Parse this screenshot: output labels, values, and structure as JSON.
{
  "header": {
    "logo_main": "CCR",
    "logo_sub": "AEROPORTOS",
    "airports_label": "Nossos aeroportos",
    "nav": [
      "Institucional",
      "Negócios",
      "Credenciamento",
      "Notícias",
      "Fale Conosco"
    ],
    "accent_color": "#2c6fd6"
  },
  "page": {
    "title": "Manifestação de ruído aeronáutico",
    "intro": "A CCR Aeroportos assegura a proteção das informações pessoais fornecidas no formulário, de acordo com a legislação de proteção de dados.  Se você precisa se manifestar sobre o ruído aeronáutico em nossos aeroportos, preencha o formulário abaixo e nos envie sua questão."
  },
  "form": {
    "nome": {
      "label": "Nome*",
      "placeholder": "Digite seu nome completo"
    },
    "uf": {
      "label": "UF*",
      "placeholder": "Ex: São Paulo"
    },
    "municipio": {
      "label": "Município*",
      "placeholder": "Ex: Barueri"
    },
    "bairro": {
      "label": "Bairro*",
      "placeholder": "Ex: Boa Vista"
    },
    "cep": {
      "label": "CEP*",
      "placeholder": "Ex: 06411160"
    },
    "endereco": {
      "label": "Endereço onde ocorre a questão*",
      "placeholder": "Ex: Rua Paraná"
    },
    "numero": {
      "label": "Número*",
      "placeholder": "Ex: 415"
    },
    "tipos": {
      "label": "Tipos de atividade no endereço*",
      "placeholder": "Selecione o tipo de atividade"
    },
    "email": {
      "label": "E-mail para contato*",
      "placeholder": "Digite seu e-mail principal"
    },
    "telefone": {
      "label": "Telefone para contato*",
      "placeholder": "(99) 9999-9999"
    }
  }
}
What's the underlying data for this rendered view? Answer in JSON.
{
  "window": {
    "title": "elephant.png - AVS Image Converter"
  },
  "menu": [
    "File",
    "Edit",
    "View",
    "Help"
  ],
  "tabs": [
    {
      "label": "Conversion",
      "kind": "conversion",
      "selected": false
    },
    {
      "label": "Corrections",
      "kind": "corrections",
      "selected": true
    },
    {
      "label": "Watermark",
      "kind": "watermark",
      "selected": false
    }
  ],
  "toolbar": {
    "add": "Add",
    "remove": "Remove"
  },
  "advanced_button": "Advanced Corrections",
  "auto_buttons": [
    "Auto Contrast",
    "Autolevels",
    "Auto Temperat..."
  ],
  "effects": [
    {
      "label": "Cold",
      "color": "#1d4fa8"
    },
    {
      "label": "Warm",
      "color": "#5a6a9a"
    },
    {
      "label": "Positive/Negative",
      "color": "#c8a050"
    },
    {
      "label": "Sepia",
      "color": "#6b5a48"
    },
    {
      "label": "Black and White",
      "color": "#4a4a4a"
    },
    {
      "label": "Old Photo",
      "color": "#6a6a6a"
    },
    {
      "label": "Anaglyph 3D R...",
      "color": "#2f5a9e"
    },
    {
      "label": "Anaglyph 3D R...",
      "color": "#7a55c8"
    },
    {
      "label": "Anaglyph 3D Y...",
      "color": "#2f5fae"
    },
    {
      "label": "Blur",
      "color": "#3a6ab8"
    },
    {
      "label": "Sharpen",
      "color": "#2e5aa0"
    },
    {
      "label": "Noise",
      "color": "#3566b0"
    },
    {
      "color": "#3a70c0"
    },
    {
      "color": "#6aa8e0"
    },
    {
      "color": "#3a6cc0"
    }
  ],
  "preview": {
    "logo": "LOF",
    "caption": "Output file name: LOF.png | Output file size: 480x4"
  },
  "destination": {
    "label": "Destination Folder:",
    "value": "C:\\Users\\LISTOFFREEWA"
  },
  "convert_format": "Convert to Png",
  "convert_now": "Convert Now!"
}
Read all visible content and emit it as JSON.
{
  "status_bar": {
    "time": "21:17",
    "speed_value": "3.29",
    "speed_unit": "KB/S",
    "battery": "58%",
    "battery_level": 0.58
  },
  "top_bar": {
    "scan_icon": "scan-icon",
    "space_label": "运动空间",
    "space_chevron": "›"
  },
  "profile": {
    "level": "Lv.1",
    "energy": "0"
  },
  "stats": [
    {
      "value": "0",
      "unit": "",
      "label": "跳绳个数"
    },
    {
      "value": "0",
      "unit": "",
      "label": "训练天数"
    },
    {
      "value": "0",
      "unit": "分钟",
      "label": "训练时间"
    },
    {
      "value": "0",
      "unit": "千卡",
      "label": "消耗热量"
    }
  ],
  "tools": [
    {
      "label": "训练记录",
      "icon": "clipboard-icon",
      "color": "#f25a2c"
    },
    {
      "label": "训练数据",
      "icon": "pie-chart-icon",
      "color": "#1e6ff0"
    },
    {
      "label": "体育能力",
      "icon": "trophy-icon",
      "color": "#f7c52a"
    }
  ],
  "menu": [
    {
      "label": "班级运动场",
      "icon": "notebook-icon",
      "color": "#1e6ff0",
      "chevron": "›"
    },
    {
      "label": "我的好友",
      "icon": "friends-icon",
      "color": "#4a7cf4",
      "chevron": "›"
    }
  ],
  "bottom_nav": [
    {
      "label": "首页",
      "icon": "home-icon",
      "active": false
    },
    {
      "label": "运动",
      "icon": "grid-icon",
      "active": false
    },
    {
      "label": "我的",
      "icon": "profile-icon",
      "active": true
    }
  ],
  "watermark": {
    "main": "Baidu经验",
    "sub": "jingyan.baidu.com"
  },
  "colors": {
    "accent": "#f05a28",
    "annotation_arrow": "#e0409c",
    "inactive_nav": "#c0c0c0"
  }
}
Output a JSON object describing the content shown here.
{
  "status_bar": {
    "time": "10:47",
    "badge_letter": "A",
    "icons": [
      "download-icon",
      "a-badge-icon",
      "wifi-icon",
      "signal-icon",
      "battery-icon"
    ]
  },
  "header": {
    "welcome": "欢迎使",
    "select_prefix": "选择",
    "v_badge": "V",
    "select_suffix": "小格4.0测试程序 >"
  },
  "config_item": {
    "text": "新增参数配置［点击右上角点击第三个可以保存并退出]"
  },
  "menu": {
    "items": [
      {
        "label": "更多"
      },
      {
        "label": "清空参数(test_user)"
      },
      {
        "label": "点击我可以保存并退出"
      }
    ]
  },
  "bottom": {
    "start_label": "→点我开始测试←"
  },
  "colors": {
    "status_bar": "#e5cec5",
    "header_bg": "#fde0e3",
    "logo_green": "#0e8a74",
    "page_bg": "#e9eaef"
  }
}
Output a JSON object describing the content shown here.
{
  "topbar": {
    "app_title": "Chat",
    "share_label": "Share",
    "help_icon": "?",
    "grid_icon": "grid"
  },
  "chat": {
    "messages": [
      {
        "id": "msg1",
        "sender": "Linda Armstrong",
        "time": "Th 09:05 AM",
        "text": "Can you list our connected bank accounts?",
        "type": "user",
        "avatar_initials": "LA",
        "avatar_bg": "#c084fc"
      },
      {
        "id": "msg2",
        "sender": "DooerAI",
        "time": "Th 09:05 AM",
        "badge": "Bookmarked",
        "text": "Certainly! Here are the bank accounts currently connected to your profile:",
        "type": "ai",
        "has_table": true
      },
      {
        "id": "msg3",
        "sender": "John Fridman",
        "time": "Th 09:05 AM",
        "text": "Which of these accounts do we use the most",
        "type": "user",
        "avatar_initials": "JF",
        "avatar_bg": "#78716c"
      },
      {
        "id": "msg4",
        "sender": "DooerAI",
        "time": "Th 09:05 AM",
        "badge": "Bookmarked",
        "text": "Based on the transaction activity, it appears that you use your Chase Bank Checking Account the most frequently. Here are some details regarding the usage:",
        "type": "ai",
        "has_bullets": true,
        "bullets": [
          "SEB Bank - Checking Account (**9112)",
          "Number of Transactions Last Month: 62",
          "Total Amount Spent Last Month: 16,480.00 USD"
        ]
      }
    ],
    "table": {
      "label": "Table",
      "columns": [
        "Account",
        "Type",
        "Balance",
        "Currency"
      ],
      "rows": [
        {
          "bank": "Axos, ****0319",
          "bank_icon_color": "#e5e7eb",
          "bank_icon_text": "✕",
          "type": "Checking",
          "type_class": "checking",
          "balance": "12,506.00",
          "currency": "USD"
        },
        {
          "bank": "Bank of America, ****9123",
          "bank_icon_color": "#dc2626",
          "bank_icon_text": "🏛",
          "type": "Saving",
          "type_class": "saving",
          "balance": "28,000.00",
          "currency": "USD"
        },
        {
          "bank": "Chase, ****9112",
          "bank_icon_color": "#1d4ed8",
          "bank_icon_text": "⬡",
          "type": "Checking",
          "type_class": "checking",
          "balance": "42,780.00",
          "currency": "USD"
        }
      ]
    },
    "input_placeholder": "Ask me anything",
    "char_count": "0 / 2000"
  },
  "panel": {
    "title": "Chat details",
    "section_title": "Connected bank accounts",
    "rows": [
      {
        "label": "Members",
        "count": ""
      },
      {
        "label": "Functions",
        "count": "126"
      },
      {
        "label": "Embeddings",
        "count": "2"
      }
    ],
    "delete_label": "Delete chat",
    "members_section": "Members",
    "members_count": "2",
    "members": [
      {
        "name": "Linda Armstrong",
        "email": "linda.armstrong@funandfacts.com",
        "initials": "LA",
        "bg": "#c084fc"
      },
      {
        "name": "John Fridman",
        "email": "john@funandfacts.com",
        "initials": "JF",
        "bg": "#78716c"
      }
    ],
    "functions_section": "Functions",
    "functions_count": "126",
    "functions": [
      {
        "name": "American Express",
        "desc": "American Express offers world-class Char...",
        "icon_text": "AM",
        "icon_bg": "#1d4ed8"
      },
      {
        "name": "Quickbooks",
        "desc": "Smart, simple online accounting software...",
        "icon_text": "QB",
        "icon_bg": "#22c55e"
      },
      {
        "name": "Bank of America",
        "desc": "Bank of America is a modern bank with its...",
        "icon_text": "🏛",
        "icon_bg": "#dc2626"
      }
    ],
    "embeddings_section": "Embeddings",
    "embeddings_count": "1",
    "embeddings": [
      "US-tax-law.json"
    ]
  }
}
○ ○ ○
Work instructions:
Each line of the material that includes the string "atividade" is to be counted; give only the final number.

Output of the task:
2